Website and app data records
────────
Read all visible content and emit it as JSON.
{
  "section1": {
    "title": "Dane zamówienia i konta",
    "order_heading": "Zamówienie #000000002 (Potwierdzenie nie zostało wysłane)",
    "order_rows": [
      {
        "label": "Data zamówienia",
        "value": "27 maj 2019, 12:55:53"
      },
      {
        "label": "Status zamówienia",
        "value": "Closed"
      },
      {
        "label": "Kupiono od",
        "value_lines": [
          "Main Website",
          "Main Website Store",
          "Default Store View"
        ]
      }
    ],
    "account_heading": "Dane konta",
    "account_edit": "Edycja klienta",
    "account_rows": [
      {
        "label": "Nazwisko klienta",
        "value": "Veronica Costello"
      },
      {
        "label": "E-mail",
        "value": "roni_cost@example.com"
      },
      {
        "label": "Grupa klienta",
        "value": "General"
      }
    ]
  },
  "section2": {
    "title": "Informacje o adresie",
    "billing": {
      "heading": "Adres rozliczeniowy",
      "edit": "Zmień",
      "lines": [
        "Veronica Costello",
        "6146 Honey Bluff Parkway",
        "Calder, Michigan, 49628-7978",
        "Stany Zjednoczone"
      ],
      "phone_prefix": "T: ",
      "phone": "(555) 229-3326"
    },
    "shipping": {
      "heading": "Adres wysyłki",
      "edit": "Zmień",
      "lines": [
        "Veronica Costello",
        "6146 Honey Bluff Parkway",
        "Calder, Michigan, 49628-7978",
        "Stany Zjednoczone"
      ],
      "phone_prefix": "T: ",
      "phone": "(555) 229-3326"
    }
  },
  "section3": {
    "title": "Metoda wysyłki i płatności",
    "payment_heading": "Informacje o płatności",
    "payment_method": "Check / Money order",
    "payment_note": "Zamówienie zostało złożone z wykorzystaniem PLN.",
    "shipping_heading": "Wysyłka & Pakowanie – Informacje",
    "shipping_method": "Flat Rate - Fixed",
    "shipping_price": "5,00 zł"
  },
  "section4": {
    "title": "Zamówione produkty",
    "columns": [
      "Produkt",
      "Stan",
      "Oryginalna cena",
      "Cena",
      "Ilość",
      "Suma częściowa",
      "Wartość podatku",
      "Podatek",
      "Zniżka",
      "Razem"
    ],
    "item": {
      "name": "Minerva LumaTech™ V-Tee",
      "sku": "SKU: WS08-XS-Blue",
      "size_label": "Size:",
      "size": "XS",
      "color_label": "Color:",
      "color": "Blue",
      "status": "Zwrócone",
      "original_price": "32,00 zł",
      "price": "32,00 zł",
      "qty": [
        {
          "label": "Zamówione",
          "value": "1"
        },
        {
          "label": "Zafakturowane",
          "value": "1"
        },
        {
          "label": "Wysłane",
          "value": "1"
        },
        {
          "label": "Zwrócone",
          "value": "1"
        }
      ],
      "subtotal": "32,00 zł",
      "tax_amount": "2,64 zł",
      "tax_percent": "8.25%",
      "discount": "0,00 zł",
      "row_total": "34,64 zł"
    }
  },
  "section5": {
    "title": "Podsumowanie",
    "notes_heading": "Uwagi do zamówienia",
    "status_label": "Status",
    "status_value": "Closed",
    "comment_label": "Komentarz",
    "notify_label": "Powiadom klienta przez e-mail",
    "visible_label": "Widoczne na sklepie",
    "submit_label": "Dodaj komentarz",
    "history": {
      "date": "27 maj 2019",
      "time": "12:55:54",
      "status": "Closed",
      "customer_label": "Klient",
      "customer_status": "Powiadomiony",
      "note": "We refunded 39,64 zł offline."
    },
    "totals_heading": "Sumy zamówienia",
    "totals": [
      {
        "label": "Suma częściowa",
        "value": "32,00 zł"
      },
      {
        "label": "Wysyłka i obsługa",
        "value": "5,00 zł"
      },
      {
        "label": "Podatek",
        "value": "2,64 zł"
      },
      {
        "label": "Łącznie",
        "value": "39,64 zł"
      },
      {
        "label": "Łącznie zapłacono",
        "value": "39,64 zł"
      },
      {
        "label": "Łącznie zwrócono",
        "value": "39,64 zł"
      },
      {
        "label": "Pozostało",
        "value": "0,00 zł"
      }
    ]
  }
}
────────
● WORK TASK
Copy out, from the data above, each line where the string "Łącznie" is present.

● TASK RESULT
        "label": "Łącznie",
        "label": "Łącznie zapłacono",
        "label": "Łącznie zwrócono",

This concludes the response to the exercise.